TASK DESCRIPTION: Check every line of the entries that follow, and copy the ones containing "title".

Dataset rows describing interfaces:
########
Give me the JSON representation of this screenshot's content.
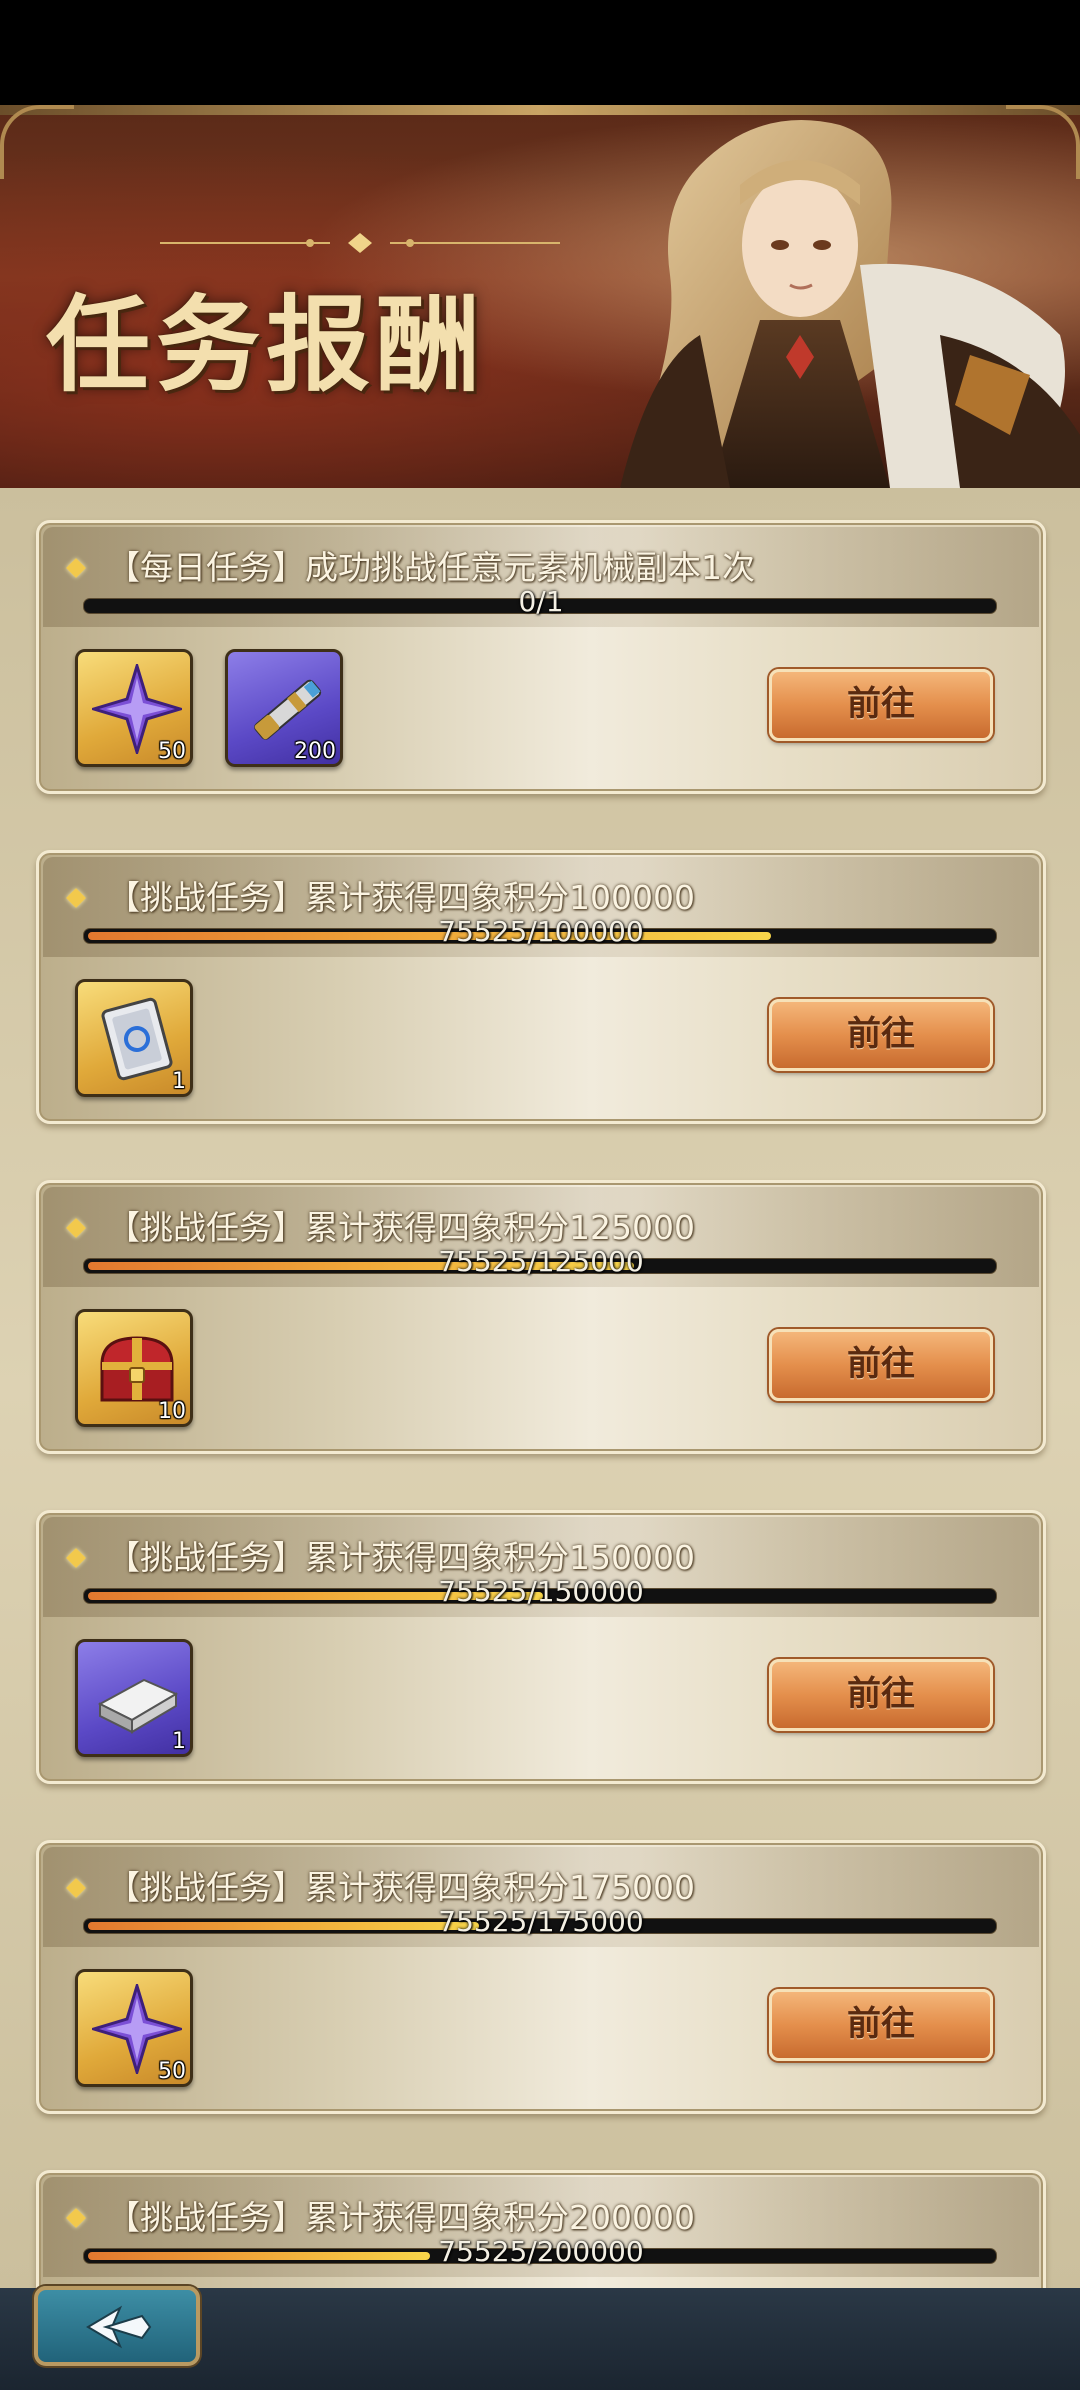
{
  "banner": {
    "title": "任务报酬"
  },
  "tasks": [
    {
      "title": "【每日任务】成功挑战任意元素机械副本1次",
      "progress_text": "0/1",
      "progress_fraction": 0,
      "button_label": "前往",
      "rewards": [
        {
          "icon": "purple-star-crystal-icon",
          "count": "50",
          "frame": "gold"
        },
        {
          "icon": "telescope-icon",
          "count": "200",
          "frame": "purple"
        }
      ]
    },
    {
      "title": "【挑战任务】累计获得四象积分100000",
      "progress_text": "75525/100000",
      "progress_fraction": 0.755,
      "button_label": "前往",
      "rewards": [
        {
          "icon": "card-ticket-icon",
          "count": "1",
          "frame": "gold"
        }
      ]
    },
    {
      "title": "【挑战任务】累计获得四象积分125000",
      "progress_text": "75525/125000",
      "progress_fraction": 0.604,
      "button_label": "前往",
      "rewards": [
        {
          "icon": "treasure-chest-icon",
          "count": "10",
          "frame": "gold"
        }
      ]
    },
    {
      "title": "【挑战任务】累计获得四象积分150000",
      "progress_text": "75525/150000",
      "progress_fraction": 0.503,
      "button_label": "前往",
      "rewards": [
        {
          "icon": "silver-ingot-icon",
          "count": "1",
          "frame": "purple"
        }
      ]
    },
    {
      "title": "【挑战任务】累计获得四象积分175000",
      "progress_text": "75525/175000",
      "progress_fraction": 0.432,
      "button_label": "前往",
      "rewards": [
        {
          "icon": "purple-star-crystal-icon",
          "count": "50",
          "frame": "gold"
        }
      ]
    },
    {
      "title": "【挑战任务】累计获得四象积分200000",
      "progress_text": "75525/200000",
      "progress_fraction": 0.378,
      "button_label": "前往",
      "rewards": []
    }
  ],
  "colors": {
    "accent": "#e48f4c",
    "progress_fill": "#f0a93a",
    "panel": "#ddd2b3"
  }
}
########
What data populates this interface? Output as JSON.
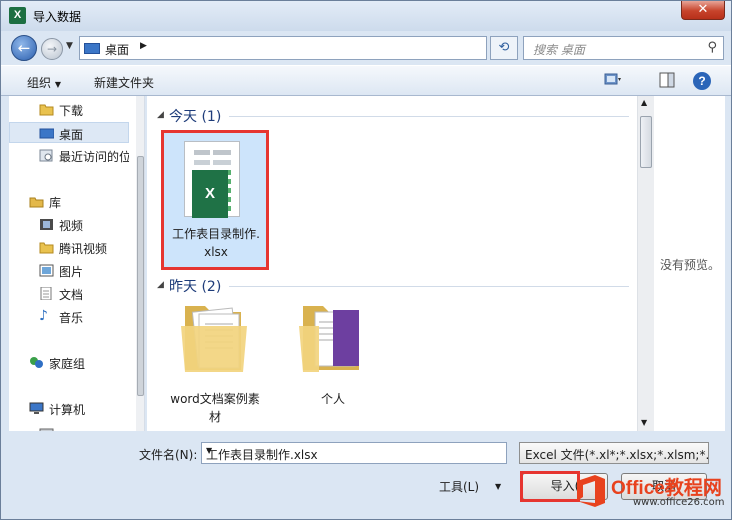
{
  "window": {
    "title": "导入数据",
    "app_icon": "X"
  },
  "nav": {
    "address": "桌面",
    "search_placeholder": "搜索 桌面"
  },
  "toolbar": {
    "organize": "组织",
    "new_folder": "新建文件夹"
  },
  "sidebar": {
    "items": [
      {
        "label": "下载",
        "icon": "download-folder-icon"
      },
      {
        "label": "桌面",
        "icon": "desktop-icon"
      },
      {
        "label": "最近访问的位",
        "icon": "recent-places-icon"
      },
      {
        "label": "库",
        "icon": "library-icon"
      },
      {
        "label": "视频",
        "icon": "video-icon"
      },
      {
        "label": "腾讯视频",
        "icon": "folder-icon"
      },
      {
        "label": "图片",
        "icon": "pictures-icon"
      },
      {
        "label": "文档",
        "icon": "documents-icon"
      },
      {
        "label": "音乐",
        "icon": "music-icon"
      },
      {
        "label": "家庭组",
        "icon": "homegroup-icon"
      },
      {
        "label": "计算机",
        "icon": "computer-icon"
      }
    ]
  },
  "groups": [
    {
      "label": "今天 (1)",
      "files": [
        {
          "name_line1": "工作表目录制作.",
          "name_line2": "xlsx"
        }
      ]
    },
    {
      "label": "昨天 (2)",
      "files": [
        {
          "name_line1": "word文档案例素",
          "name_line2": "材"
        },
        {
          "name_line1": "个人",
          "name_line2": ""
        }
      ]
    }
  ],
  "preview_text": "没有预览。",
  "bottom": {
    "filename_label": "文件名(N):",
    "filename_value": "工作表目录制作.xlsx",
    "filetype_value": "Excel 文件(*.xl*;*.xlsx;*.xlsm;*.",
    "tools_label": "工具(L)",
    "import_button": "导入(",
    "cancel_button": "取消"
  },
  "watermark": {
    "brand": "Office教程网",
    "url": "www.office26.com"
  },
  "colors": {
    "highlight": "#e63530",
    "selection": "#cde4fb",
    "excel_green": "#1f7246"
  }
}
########
ANSWER TO THIS EXERCISE:
    "title": "任务报酬"
      "title": "【每日任务】成功挑战任意元素机械副本1次",
      "title": "【挑战任务】累计获得四象积分100000",
      "title": "【挑战任务】累计获得四象积分125000",
      "title": "【挑战任务】累计获得四象积分150000",
      "title": "【挑战任务】累计获得四象积分175000",
      "title": "【挑战任务】累计获得四象积分200000",
    "title": "导入数据",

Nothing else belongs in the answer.